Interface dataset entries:
▼▼▼

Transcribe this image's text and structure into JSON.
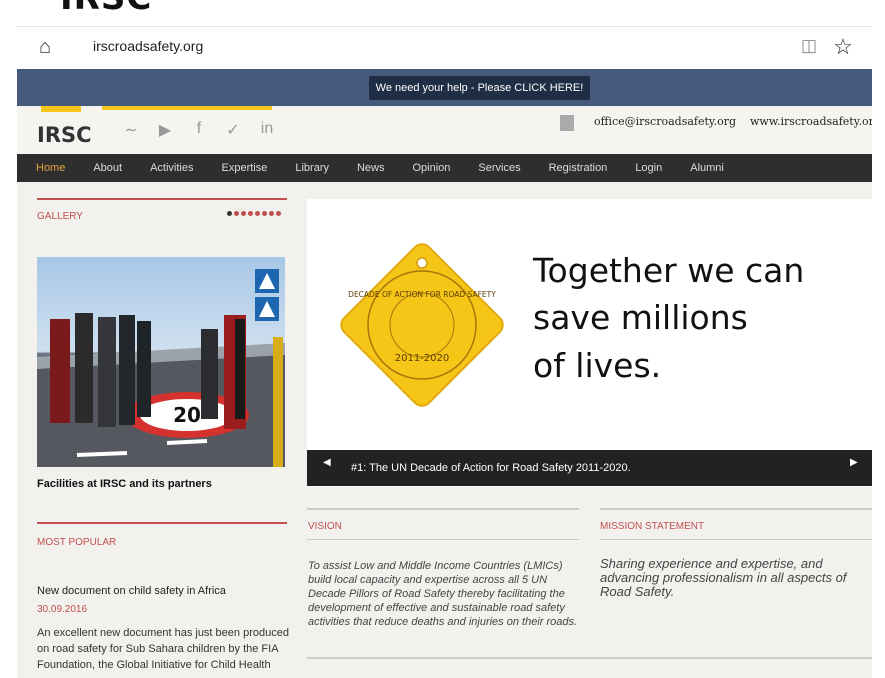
{
  "logo_text": "IRSC",
  "browser": {
    "url": "irscroadsafety.org",
    "home_icon": "home-icon",
    "reader_icon": "reading-view-icon",
    "favorite_icon": "star-icon"
  },
  "banner": {
    "label": "We need your help - Please CLICK HERE!"
  },
  "header": {
    "brand": "IRSC",
    "email": "office@irscroadsafety.org",
    "website": "www.irscroadsafety.org",
    "social_icons": [
      "rss-icon",
      "youtube-icon",
      "facebook-icon",
      "twitter-icon",
      "linkedin-icon"
    ]
  },
  "nav": {
    "items": [
      {
        "label": "Home",
        "active": true
      },
      {
        "label": "About"
      },
      {
        "label": "Activities"
      },
      {
        "label": "Expertise"
      },
      {
        "label": "Library"
      },
      {
        "label": "News"
      },
      {
        "label": "Opinion"
      },
      {
        "label": "Services"
      },
      {
        "label": "Registration"
      },
      {
        "label": "Login"
      },
      {
        "label": "Alumni"
      }
    ]
  },
  "gallery": {
    "title": "GALLERY",
    "caption": "Facilities at IRSC and its partners",
    "speed_sign": "20"
  },
  "popular": {
    "title": "MOST POPULAR",
    "article_title": "New document on child safety in Africa",
    "article_date": "30.09.2016",
    "article_excerpt": "An excellent new document has just been produced on road safety for Sub Sahara children by the FIA Foundation, the Global Initiative for Child Health"
  },
  "slider": {
    "badge_text": "DECADE OF ACTION FOR ROAD SAFETY",
    "badge_years": "2011-2020",
    "headline_1": "Together we can",
    "headline_2": "save millions",
    "headline_3": "of lives.",
    "caption": "#1: The UN Decade of Action for Road Safety 2011-2020."
  },
  "vision": {
    "title": "VISION",
    "text": "To assist Low and Middle Income Countries (LMICs) build local capacity and expertise across all 5 UN Decade Pillors of Road Safety thereby facilitating the development of effective and sustainable road safety activities that reduce deaths and injuries on their roads."
  },
  "mission": {
    "title": "MISSION STATEMENT",
    "text": "Sharing experience and expertise, and advancing professionalism in all aspects of Road Safety."
  },
  "colors": {
    "accent_red": "#c0504d",
    "banner_blue": "#465b7c",
    "nav_dark": "#2e2e2e",
    "badge_yellow": "#f5c518"
  }
}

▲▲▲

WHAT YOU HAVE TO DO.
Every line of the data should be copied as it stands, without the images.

SOLVED EXERCISE.
Transcribe this image's text and structure into JSON.
{
  "logo_text": "IRSC",
  "browser": {
    "url": "irscroadsafety.org",
    "home_icon": "home-icon",
    "reader_icon": "reading-view-icon",
    "favorite_icon": "star-icon"
  },
  "banner": {
    "label": "We need your help - Please CLICK HERE!"
  },
  "header": {
    "brand": "IRSC",
    "email": "office@irscroadsafety.org",
    "website": "www.irscroadsafety.org",
    "social_icons": [
      "rss-icon",
      "youtube-icon",
      "facebook-icon",
      "twitter-icon",
      "linkedin-icon"
    ]
  },
  "nav": {
    "items": [
      {
        "label": "Home",
        "active": true
      },
      {
        "label": "About"
      },
      {
        "label": "Activities"
      },
      {
        "label": "Expertise"
      },
      {
        "label": "Library"
      },
      {
        "label": "News"
      },
      {
        "label": "Opinion"
      },
      {
        "label": "Services"
      },
      {
        "label": "Registration"
      },
      {
        "label": "Login"
      },
      {
        "label": "Alumni"
      }
    ]
  },
  "gallery": {
    "title": "GALLERY",
    "caption": "Facilities at IRSC and its partners",
    "speed_sign": "20"
  },
  "popular": {
    "title": "MOST POPULAR",
    "article_title": "New document on child safety in Africa",
    "article_date": "30.09.2016",
    "article_excerpt": "An excellent new document has just been produced on road safety for Sub Sahara children by the FIA Foundation, the Global Initiative for Child Health"
  },
  "slider": {
    "badge_text": "DECADE OF ACTION FOR ROAD SAFETY",
    "badge_years": "2011-2020",
    "headline_1": "Together we can",
    "headline_2": "save millions",
    "headline_3": "of lives.",
    "caption": "#1: The UN Decade of Action for Road Safety 2011-2020."
  },
  "vision": {
    "title": "VISION",
    "text": "To assist Low and Middle Income Countries (LMICs) build local capacity and expertise across all 5 UN Decade Pillors of Road Safety thereby facilitating the development of effective and sustainable road safety activities that reduce deaths and injuries on their roads."
  },
  "mission": {
    "title": "MISSION STATEMENT",
    "text": "Sharing experience and expertise, and advancing professionalism in all aspects of Road Safety."
  },
  "colors": {
    "accent_red": "#c0504d",
    "banner_blue": "#465b7c",
    "nav_dark": "#2e2e2e",
    "badge_yellow": "#f5c518"
  }
}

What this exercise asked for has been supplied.